Problem to work on:
Only a number is wanted here: the count of lines in the entries below that contain the word "label".

-------------------------

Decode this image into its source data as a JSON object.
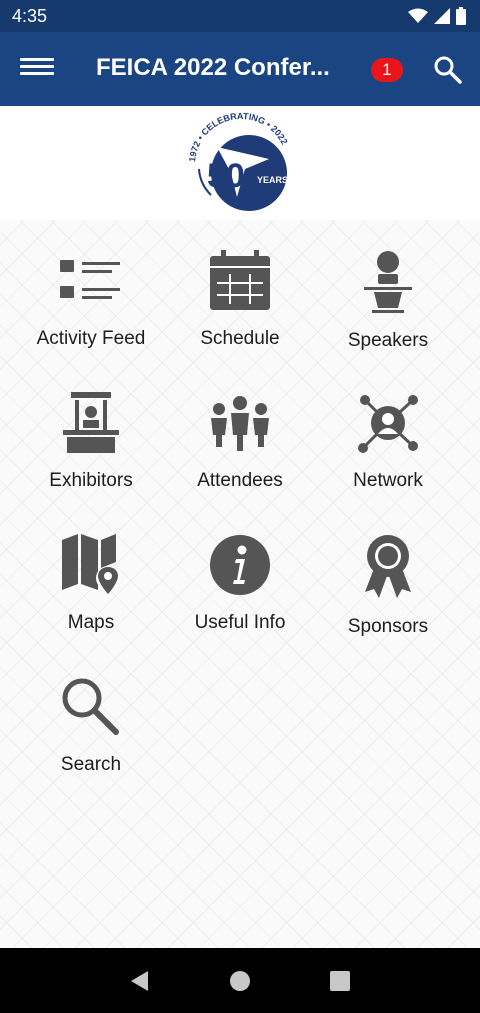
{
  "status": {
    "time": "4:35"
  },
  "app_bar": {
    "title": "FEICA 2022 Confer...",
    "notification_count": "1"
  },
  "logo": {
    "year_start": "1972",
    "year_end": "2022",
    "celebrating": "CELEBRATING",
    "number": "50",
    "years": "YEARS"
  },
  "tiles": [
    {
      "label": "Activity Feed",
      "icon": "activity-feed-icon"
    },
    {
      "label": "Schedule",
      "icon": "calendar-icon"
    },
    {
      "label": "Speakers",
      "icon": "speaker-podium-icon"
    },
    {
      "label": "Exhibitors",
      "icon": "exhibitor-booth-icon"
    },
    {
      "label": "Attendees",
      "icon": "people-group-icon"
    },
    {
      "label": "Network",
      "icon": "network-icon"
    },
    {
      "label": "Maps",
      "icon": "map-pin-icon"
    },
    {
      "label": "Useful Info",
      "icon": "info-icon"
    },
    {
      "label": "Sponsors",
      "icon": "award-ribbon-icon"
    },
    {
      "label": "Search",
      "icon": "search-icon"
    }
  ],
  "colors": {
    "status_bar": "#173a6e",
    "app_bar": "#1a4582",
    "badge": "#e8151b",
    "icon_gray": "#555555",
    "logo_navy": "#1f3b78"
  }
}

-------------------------

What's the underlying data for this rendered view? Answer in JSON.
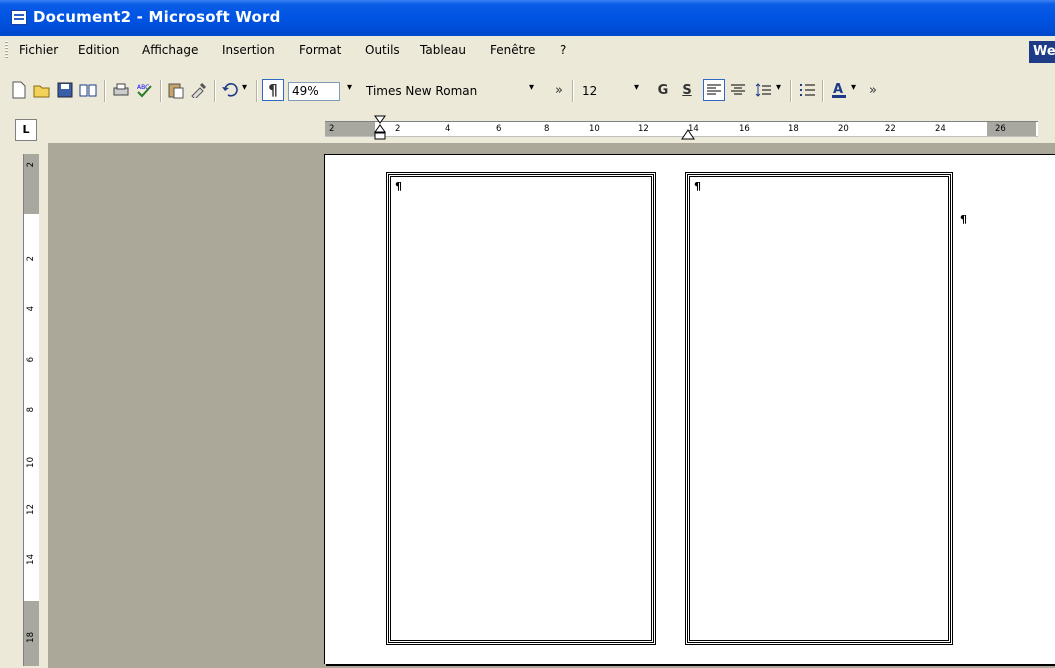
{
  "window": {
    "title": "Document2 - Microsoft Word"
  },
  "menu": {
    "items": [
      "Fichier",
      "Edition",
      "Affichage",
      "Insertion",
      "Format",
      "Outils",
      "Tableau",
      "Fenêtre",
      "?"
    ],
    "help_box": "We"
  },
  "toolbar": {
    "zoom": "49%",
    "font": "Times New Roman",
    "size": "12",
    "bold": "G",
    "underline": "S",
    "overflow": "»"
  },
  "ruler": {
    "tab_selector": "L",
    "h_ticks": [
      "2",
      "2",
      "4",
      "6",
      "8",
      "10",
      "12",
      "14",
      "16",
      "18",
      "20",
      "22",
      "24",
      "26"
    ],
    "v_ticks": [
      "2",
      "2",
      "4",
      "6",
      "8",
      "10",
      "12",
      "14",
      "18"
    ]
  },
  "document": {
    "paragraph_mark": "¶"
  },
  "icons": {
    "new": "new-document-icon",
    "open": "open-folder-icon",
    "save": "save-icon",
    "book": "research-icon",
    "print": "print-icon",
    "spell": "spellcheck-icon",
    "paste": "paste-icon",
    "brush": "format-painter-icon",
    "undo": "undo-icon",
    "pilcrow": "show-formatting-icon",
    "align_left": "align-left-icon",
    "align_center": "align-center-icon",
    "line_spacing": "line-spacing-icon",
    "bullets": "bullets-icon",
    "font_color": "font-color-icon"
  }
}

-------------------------

Response to this exercise:
10